Recycling is on my mind because a National Public Radio (NPR) study (link) last month found that plastic recycling is basically not happening; most of the plastic goes to landfills. And always has. What? I am a believer in recycling.
Studying at the University of Michigan, in 1968 I took my first ecology course. The class included "cycles," how carbon, nitrogen, water--every element and molecule--move through our world. One of the examples was aluminum, which is found in moderate amounts in the earth but was rapidly being mined to make aluminum cans and other materials. The cycle showed aluminum going increasingly to landfills. I embraced recycling then because it made sense to me that if we didn't gather used aluminum and reuse it, the aluminum would become ever harder and more expensive to produce. Post-human use simply needed to be linked into the cycles. By us, not by waiting thousands of years for natural processes to break down the cans.
But recycling isn't simple. Many of our products are complex, containing perhaps aluminum, plastic, iron, and things that we don't know how to recycle. They have to be collected, separated, and processed. For the most part, it is cheaper to use new materials. People and governments subsidize recycling and using recycled material is good public relations for corporations, creating some profit on something that is basically a service. The economics work better in cities, where lots of people create a concentrated waste stream. In rural areas, the cost of collection quickly exceeds any profit. Yet, if we manufacture without recycling, there will come a time when we will have to search landfills for materials for industry.
I've recycled as a matter of principle for 60 years. I somehow thought we were particularly cool in the U.S. for recycling. Certainly when I traveled in the 70s, 80s and 90s I didn't see much recycling outside the U.S., but I probably I didn't see much in the U.S. then, either.

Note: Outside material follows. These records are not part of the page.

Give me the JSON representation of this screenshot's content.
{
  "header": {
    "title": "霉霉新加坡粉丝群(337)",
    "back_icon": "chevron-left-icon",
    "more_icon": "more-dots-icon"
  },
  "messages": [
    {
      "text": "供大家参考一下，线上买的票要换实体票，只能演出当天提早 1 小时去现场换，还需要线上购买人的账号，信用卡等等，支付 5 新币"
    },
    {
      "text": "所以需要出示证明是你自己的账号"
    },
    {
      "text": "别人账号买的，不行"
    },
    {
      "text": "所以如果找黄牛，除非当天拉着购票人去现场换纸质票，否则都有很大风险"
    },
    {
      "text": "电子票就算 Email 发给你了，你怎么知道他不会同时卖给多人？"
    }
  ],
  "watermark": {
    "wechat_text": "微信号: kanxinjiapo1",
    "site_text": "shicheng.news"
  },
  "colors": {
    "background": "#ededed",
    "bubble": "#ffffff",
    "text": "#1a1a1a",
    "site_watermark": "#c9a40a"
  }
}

My traveling increased beginning about 2006. I found recycling difficult during travel. In 2006 I did not find recycling in hotels (it was common by 2019). Frequently there were no recycling bins visible in train stations or by museums when I wanted to dispose of something (in Europe there were no waste bins, either, to prevent bombs hidden there). The first pictures I have of recycle bins are from 2014. Majorca had bins for organic and inorganic waste, recyclable and non recyclable. Lisbon had plastic, metal, and glass, and elsewhere, cardboard. I began noticing recycling.
|In Majorca, Spain|
In the United States, recycling rules differ and knowing what to recycle and what to put in the trash is complicated. Having the instructions in a language you don't know makes it harder to choose between bins. I reflect when traveling that I''m fortunate that English is so widely used, that so many languages use our Roman letters, and that many words in recycling are cognates.
|In northern Japan|
Beginning in 2015, I photographed recycling bins. I saw recycling in China, Belgium, Germany and Australia that year. Obviously it was world-wide.
|Alice Springs, Australia 2015|
Many were ordinary trash bins, labeled for recycling
|In Toronto, Canada|
But some had quite sophisticated designs:
|In Toronto, Canada|
|In Stockholm, Sweden|
|In Suzhou, China|
|Aluminum cycle with recycling|
|Supporting U. Michigan recycling, Sept. 2019|